Boiling regime

Nukiyama was the first to identify different regimes of pool boiling, representing them in a curve of heat flux densities $Q$ vs the excess temperature $\Delta T_e=T{wall}-T_{sat} $. Although Nukiyama studied pool boiling of water at atmospheric pressure, similar trends characterize the behaviour of other fluids. The shape of the boiling curve and its evolution under different system conditions are a result of different boiling regimes displayed in Figure 2 (Incropera et al. 2011 [1]).

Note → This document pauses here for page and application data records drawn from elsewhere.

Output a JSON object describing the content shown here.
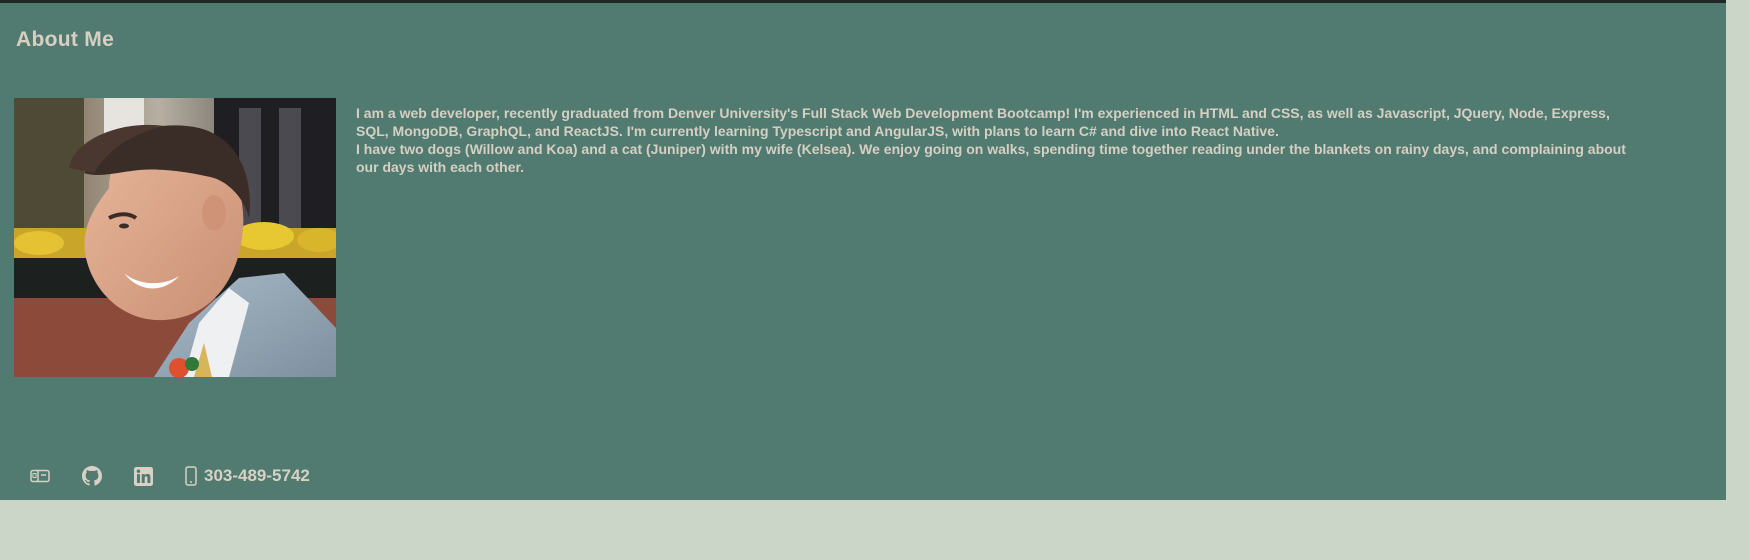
{
  "about": {
    "title": "About Me",
    "photo": {
      "alt": "Profile photo",
      "icon": "profile-photo"
    },
    "bio": {
      "paragraph1": "I am a web developer, recently graduated from Denver University's Full Stack Web Development Bootcamp! I'm experienced in HTML and CSS, as well as Javascript, JQuery, Node, Express, SQL, MongoDB, GraphQL, and ReactJS. I'm currently learning Typescript and AngularJS, with plans to learn C# and dive into React Native.",
      "paragraph2": "I have two dogs (Willow and Koa) and a cat (Juniper) with my wife (Kelsea). We enjoy going on walks, spending time together reading under the blankets on rainy days, and complaining about our days with each other."
    }
  },
  "footer": {
    "links": [
      {
        "icon": "mailbox-icon"
      },
      {
        "icon": "github-icon"
      },
      {
        "icon": "linkedin-icon"
      },
      {
        "icon": "phone-icon"
      }
    ],
    "phone": "303-489-5742"
  },
  "colors": {
    "page_background": "#cbd5c8",
    "section_background": "#517b70",
    "text": "#d6cfc3",
    "top_border": "#1f2a26"
  }
}
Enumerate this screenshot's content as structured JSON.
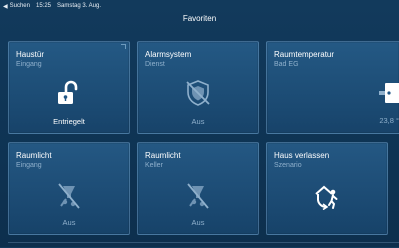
{
  "status_bar": {
    "back_label": "Suchen",
    "time": "15:25",
    "date": "Samstag 3. Aug."
  },
  "header": {
    "title": "Favoriten"
  },
  "tiles": [
    {
      "title": "Haustür",
      "subtitle": "Eingang",
      "status": "Entriegelt",
      "icon": "unlocked-padlock-icon"
    },
    {
      "title": "Alarmsystem",
      "subtitle": "Dienst",
      "status": "Aus",
      "icon": "shield-off-icon"
    },
    {
      "title": "Raumtemperatur",
      "subtitle": "Bad EG",
      "status": "23,8 °",
      "icon": "thermostat-icon"
    },
    {
      "title": "Raumlicht",
      "subtitle": "Eingang",
      "status": "Aus",
      "icon": "light-off-icon"
    },
    {
      "title": "Raumlicht",
      "subtitle": "Keller",
      "status": "Aus",
      "icon": "light-off-icon"
    },
    {
      "title": "Haus verlassen",
      "subtitle": "Szenario",
      "status": "",
      "icon": "leave-house-icon"
    }
  ],
  "colors": {
    "accent": "#ffffff",
    "muted_text": "#8fb0cc",
    "background": "#123a5c"
  }
}
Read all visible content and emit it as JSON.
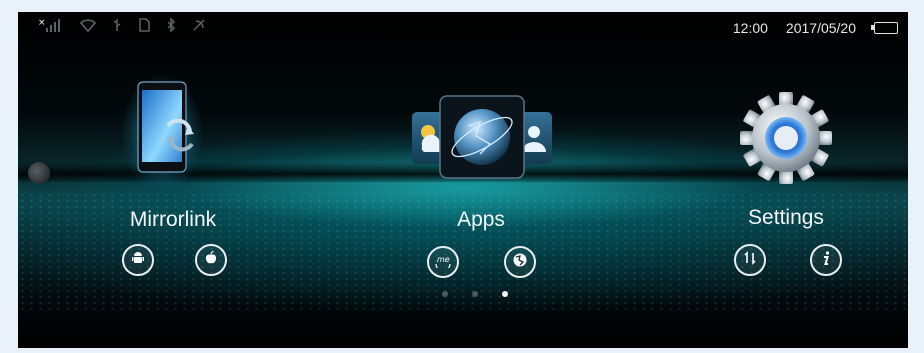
{
  "status_bar": {
    "time": "12:00",
    "date": "2017/05/20",
    "left_icons": [
      "signal-icon",
      "wifi-icon",
      "usb-icon",
      "sd-card-icon",
      "bluetooth-icon",
      "gps-icon"
    ],
    "battery_icon": "battery-icon"
  },
  "tiles": [
    {
      "label": "Mirrorlink",
      "icon": "mirrorlink-icon",
      "buttons": [
        "android-icon",
        "apple-icon"
      ]
    },
    {
      "label": "Apps",
      "icon": "apps-icon",
      "buttons": [
        "me-icon",
        "globe-icon"
      ]
    },
    {
      "label": "Settings",
      "icon": "gear-icon",
      "buttons": [
        "sort-icon",
        "info-icon"
      ]
    }
  ],
  "pagination": {
    "total": 3,
    "active_index": 2
  },
  "colors": {
    "accent": "#2fd6d6",
    "background": "#000000",
    "text": "#f4f6f6"
  }
}
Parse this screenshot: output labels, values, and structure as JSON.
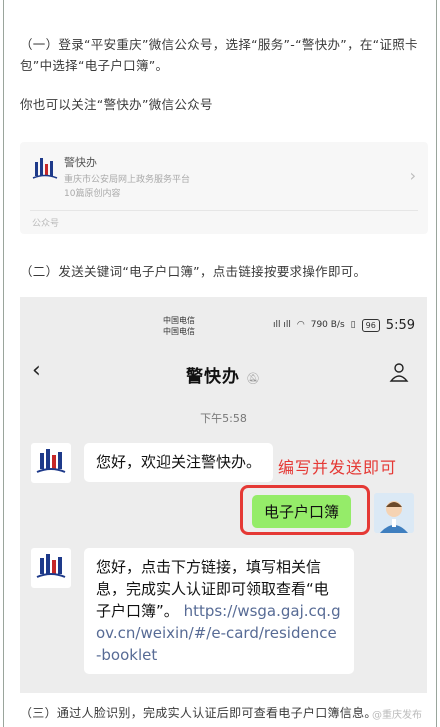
{
  "article": {
    "step1": "（一）登录“平安重庆”微信公众号，选择“服务”-“警快办”，在“证照卡包”中选择“电子户口簿”。",
    "alt": "你也可以关注“警快办”微信公众号",
    "step2": "（二）发送关键词“电子户口簿”，点击链接按要求操作即可。",
    "step3": "（三）通过人脸识别，完成实人认证后即可查看电子户口簿信息。"
  },
  "account_card": {
    "name": "警快办",
    "description": "重庆市公安局网上政务服务平台",
    "article_count": "10篇原创内容",
    "type_label": "公众号",
    "logo_icon": "jingkuaiban-logo-icon"
  },
  "phone": {
    "carrier1": "中国电信",
    "carrier2": "中国电信",
    "net_speed": "790 B/s",
    "battery": "96",
    "time": "5:59",
    "chat_title": "警快办",
    "timestamp": "下午5:58",
    "msg_welcome": "您好，欢迎关注警快办。",
    "msg_sent": "电子户口簿",
    "msg_reply_text": "您好，点击下方链接，填写相关信息，完成实人认证即可领取查看“电子户口簿”。",
    "msg_reply_link": "https://wsga.gaj.cq.gov.cn/weixin/#/e-card/residence-booklet",
    "annotation": "编写并发送即可"
  },
  "watermark": "@重庆发布",
  "colors": {
    "link": "#576b95",
    "accent_red": "#e53935",
    "sent_bubble": "#95ec69"
  }
}
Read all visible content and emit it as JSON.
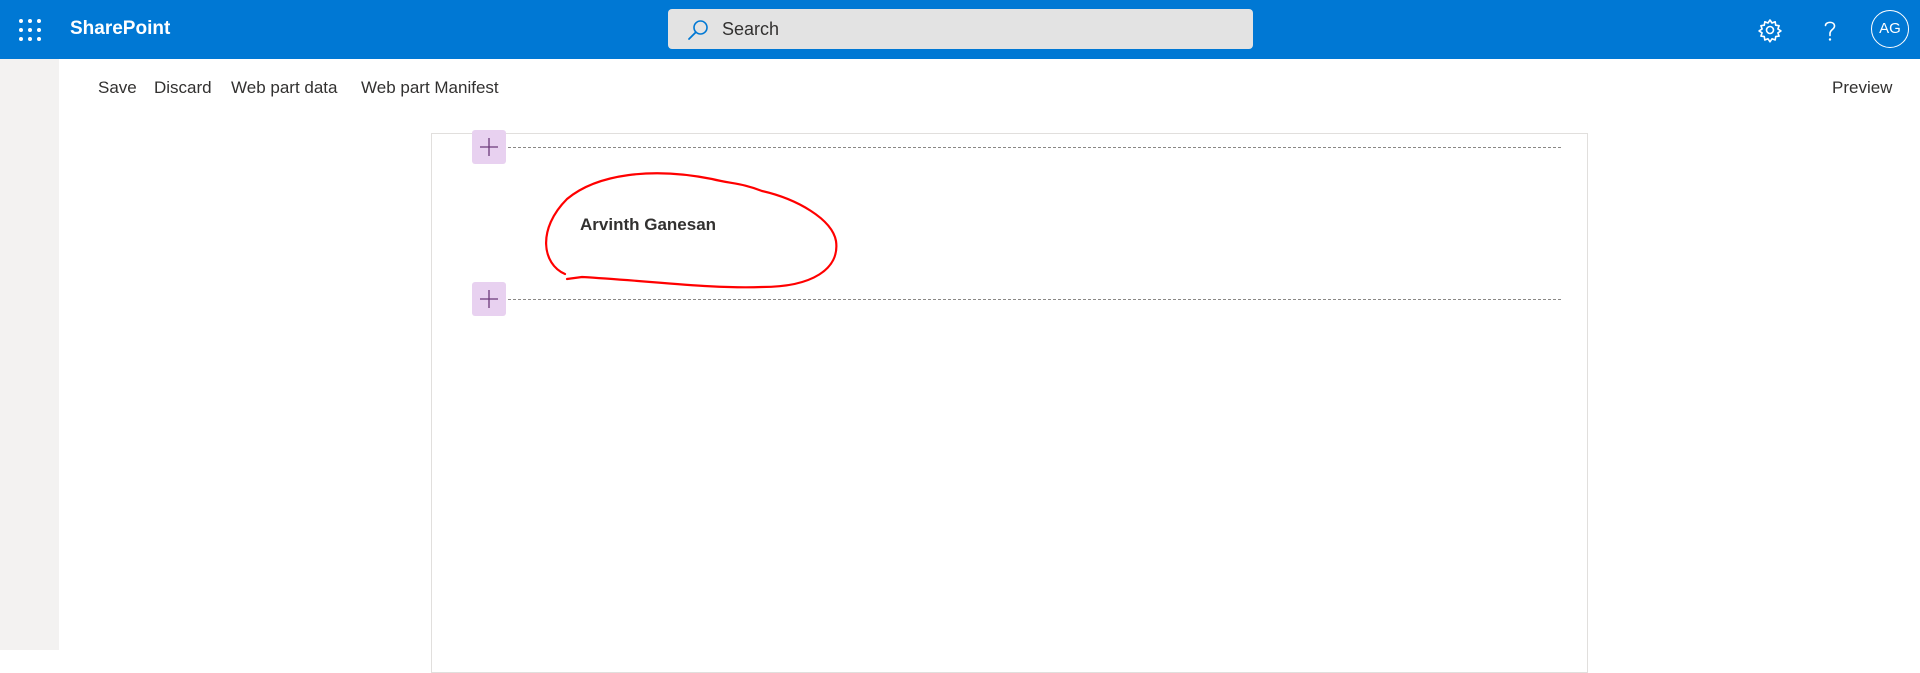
{
  "suitebar": {
    "app_name": "SharePoint",
    "search_placeholder": "Search",
    "avatar_initials": "AG",
    "color": "#0078d4",
    "icons": [
      "app-launcher-icon",
      "search-icon",
      "settings-gear-icon",
      "help-icon"
    ]
  },
  "command_bar": {
    "save_label": "Save",
    "discard_label": "Discard",
    "web_part_data_label": "Web part data",
    "web_part_manifest_label": "Web part Manifest",
    "preview_label": "Preview"
  },
  "canvas": {
    "web_part_text": "Arvinth Ganesan",
    "add_button_color": "#e8d1f0",
    "annotation_color": "#ff0000"
  }
}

Figure 2: Typical boiling curve for water at 1 atm: surface heat flux as a function of excess temperature (according to Incropera et al. 2011) 

 Critical heat flux

The critical heat flux represents an important point on the boiling curve. Kutateladze (1948) [2] and Zuber (1958) [3] obtained an expression of this value, independent of the surface material and weakly dependent of the geometry, which can be approximated as

$q_{max}=Ch_{fg}\rho_v [\frac{\sigma g(\rho_l-\rho_v)}{\rho_v^2}]^{1/4}$   (1)

For horizontal cylinders, spheres and large finite surfaces, the leading constant C is approximately equal to 0.131 (the Zuber constant). This equation applies when the characteristic length is large relative to the bubble diameter .

The value of critical heat flux of propane, under the conditions used in this project, is $q_{max}=423.32kW/m^2$ . Therefore, for the range of heat fluxes considered, the critical value is not reached and so the first two regimes can be observed: natural convection and nucleate boiling. 

Pool boiling curve for propane

The pool boiling curve for propane under different pressure can be seen in the figure below (A. S. Zhuravlev, 2000 [4]). Curve number 5 in dashed line was considered as reference for comparison, since it represents the curve for propane in saturation conditions at P=474kPa, on a smooth surface. The free convection regime is observed in a wide range of heat flux densities, up to 5 kW/m2 and beyond this value, the nucleate boiling regime takes place, with a transition regime between 2kW/m2 and 5kW/m2.


Figure 3: Curves of pool boiling of propane a) specimen with a porous coating, b) with a smooth surface;
1) P/Pcr=0.324; 2) 0.254; 3) 0.197; 4) 0.15; 5) 0.11; 6) 0.081; 7) 0.003. (Acording to A. S. Zhuravlev, 2000 [4])